I talk to a lot of young actors and artists who are starting out, and try to give them advice. As I get older, I start to find this a bit funny; why do they listen to me? Isn’t this a world that is designed for them to operate in? What happened to out with the old, in with the new?
What possible help can a guy who built a career on cassette tapes, xerox copies and direct mail give to millennials in this digital age?
Apparently, in the case of some millennials, quite a bit!
Hustle is something that always wins. Whether one is passing out flyers in subway stations, (as I used to do long ago) or learning about a certain writer/producer by scrutinizing their Twitter feed today, hustle gets results.
It doesn’t matter how gray your hair is (and I have noticed the trend of some young people coloring their hair gray. Cheaters.) What matters is, are your goals important enough to you to get you into action and out of lethargy, procrastination and just plain laziness.
Yes, I said “lazy”. Is that a dirty word?
It’s easier today for young people to be lazy than ever before, I think, or to descend into some kind of trance via social media, video games or “medical” marijuana. (Where’s my medical scotch?)
When they do break free of their trance, often it isn’t pretty.
Unless they develop self-discipline, people don’t really get super motivated and busy with their dreams until they are actively threatened. Then, in a burst of rebellion they can discover enormous reserves of enthusiasm and energy that help them dig their way out of trouble, and sometimes into a better condition.
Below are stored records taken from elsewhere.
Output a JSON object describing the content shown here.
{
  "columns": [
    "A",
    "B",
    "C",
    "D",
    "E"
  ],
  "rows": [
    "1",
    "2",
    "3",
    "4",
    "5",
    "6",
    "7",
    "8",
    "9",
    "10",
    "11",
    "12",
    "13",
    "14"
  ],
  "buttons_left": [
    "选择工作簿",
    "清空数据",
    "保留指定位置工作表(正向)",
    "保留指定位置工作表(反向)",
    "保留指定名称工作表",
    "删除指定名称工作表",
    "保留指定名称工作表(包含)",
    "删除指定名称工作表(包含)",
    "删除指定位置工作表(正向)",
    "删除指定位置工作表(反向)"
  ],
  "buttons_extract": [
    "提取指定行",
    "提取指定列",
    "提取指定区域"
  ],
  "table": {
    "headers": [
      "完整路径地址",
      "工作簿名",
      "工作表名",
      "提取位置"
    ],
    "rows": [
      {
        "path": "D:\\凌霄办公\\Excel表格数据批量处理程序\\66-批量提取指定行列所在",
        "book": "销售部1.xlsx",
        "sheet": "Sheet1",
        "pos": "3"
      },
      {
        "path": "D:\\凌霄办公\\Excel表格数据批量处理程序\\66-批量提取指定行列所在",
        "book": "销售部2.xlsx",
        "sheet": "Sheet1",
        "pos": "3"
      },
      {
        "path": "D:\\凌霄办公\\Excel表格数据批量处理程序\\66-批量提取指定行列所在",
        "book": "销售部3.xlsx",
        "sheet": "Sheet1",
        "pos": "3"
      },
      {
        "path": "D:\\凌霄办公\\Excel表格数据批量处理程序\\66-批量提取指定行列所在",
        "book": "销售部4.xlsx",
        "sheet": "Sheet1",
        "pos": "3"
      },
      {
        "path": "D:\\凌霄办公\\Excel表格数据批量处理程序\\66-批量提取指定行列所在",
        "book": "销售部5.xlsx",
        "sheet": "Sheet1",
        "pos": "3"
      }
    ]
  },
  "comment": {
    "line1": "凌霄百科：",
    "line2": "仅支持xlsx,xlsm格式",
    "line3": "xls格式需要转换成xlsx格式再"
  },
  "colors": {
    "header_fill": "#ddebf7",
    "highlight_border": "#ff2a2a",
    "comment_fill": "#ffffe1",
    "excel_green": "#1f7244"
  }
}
And at that exact moment, as they marvel at how much energy and drive they suddenly and magically possess, embarrassment hits them: why didn’t they ever use these reserves before?
Why does the roof have to be practically falling in on our heads before we decide to get up from watching reruns of Matlock?
For whatever reasons of character or desperation, I’ve always hustled the next gig as an actor, and thrown myself as a matter of policy into demanding creative situations, rather than just sit around and wait.
As many on my mailing list will attest, I promote unsparingly and continuously, so that everyone I have ever met will have some idea of what I’m up to.
(At this point, I have to give a special shout out to one of my longest mailing list addressees, a man who hired me on my very first professional acting job for BMW Motorcycles, Gerry Bill. He’s been receiving my mailings, in paper, VHS tape and digital form since 1986, and he just wrote to me the other day about my Father’s Day blog. Love you, Gerry!)
A survey I fill out from time to time has a question about whether young people today have more advantages than earlier generations. I used to answer that question in the negative, but no longer. Because of the Internet, the opportunities for young people are much greater than when I was growing up… especially IF they hustle.
But that goes for old folks, too. As entrepreneur Gary Vaynerchuk points out, people are living a lot longer these days, and staying in the workforce, (by choice or necessity) a lot longer too.
If you are in your fifties, like me, once upon a time you thought being 50 meant feeling like the passenger on an airplane does when the captain comes on the PA to announce “Folks, we’ve started our DEscent into LAX…aaaaaaand looks like we’ll be on the ground in about… 20 minutes…” as if the trip was drawing to an end.
Turns out, with modern medicine and healthier practices, we might be circling that runway for QUITE a while.
For a 50-something, that could very easily mean another 40-something years of… something.
What’s it gonna be?
Personally, I don’t want 40 years of worry, uncertainty, sickness, grief, poverty or even boredom.
What am I gonna do about it?
Why not start now? The sooner you start, the better you get at it.
Can I get an “Amen?”